Rankin opened the 1918 congressional debate on a constitutional women’s suffrage amendment by recalling President Wilson’s speech to garner support for U.S. entry into World War I.
“How shall we explain to them the meaning of democracy if the same Congress that voted to make the world safe for democracy refuses to give this small measure of democracy to the women of our country?” she challenged.
The 1918 amendment passed the House but died in the Senate. A similar resolution, which would become the 19th Amendment prohibiting states and the federal government from denying women the right to vote, passed both chambers in 1919, after Rankin left office.
Second Congressional Term
After running unsuccessfully in 1918 for a U.S. Senate seat as an independent, Jeannette Rankin left office, dividing her time over the next two decades between pacifist and social welfare causes.
She became a lobbyist and speaker for the National Council for the Prevention of War from 1929 to 1939.
As U.S. involvement in another world war loomed, Rankin once again ran and was elected as a Representative from Montana in 1940. During her second Congressional term, she was one of seven women serving in the House.
After the Japanese bombed Pearl Harbor on December 7, 1941, Jeannette Rankin cast the sole vote against World War II, making her the only Congress person to vote against U.S. involvement in both World Wars.
“As a woman I can’t go to war, and I refuse to send anyone else,” she said.
The immediate backlash against Rankin’s anti-war vote was intense. When angry bystanders threatened to do her harm, Rankin locked herself briefly in a phone booth inside the House Republican Cloakroom while waiting for a police escort back to her office.
Rankin’s actions were widely ridiculed in the pro-war press. Given her unpopularity, she opted not to seek reelection in 1942.
Later in life, Rankin spent much of her time traveling the world. She was particularly drawn to India, where she immersed herself in the nonviolent resistance teachings of Mahatma Gandhi.
During the 1960s, Jeannette Rankin became known to a new generation of Americans for her anti-war activism. In 1968, she led the Jeannette Rankin Peace Brigade, a protest march in Washington D.C. of some 5,000 feminists, pacifists, radicals and students to demonstrate against the Vietnam War.

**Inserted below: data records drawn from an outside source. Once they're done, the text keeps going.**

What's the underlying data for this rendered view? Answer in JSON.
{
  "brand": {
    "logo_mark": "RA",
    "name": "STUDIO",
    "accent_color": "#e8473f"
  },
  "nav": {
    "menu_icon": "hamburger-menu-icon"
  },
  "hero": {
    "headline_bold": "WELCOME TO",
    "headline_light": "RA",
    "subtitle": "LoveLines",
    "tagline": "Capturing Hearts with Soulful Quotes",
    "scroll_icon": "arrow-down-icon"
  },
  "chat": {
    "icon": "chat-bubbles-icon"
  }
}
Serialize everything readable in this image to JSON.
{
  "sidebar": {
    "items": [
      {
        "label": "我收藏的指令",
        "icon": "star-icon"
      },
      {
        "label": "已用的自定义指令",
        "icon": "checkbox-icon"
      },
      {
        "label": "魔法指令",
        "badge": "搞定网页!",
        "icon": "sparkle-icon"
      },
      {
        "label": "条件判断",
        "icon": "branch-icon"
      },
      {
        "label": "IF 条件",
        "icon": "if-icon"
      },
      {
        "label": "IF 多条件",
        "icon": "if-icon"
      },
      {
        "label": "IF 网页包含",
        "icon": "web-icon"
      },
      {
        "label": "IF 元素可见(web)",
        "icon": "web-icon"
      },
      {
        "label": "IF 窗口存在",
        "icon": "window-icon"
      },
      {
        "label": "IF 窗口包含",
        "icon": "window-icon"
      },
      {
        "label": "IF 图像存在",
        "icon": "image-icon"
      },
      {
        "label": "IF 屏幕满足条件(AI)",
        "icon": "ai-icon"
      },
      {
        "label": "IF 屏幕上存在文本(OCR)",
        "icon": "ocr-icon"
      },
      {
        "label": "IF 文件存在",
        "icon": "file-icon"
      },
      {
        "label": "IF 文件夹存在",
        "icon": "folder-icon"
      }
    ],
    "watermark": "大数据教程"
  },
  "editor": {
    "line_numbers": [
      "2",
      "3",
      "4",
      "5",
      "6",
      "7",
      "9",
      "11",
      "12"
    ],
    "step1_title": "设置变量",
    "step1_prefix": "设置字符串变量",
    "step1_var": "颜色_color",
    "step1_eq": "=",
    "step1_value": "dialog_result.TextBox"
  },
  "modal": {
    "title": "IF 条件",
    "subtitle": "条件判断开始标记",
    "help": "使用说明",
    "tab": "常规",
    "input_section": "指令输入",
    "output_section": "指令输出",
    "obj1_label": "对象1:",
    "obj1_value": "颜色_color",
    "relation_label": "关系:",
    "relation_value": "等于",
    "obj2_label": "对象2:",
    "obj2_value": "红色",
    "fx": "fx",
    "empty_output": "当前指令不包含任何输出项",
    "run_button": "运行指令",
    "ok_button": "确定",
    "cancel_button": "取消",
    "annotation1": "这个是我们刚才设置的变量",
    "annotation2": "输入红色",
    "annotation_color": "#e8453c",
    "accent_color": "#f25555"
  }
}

Jeannette Rankin died in 1973 at the age of 92. At the time of her death, she was considering another run for a House seat in protest of the Vietnam War.